Record Type: RIE
Publication Date: 1984-Apr
Pages: 12
Abstractor: N/A
Reference Count: 0
ISBN: N/A
ISSN: N/A
Evaluation, Ethnography, and Auditing in Educational Research: Methodological and Conceptual Comparisons.
Fetterman, David M.
The most important distinction between evaluation (in the psychometric tradition), ethnography, and auditing is that they are guided by three distinctively separate principles. The underlying principle guiding evaluation is assessment. Ethnography is guided by description. Auditing uses description and assessment to establish an opinion on existing fiscal and operational controls in an organization. Auditing, like ethnography, requires a survey period in which the auditor determines the most important areas of investigation. The end product is a plan used to assess the degree of control a departmental manager, or director, or chairperson has over his or her operations. The methodology proposed to make these assessments is borrowed from various fields like evaluation. Auditing has much to offer evaluation. Auditing analyzes educational and administrative management elements of an institution. (BW)
Publication Type: Speeches/Meeting Papers; Opinion Papers
Education Level: N/A
Audience: Researchers

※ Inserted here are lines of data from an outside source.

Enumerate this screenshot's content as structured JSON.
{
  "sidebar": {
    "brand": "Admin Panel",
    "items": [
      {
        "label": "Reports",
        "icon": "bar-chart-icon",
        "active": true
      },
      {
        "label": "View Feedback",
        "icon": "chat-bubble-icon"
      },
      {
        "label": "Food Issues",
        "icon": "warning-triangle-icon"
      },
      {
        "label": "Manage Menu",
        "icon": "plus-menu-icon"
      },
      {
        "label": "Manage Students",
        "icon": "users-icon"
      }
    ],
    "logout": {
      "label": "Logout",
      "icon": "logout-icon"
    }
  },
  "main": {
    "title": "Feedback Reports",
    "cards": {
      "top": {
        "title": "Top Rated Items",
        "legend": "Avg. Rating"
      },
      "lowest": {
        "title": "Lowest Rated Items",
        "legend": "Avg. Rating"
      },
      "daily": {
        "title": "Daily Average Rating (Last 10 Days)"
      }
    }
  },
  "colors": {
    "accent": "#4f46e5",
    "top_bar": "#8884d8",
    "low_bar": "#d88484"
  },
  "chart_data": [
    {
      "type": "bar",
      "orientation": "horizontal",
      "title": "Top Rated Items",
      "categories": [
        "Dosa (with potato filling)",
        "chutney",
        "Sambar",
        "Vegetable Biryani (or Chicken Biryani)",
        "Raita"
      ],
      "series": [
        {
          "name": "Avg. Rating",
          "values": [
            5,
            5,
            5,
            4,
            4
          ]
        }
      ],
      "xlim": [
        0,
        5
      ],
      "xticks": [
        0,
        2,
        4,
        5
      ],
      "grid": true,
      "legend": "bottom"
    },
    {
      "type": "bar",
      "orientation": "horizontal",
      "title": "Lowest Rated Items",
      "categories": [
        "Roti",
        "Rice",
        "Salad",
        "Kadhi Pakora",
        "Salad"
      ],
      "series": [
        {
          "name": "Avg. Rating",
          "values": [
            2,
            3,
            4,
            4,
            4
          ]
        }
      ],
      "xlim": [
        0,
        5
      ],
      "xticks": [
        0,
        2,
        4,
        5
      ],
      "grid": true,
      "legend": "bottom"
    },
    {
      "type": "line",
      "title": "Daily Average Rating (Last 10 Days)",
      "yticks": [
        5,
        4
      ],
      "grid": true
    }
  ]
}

Language: English
Sponsor: N/A
Authoring Institution: N/A
Identifiers: Auditors; Audits
Note: Paper presented at the Annual Meeting of the American Educational Research Association (68th, New Orleans, LA, April 23-27, 1984).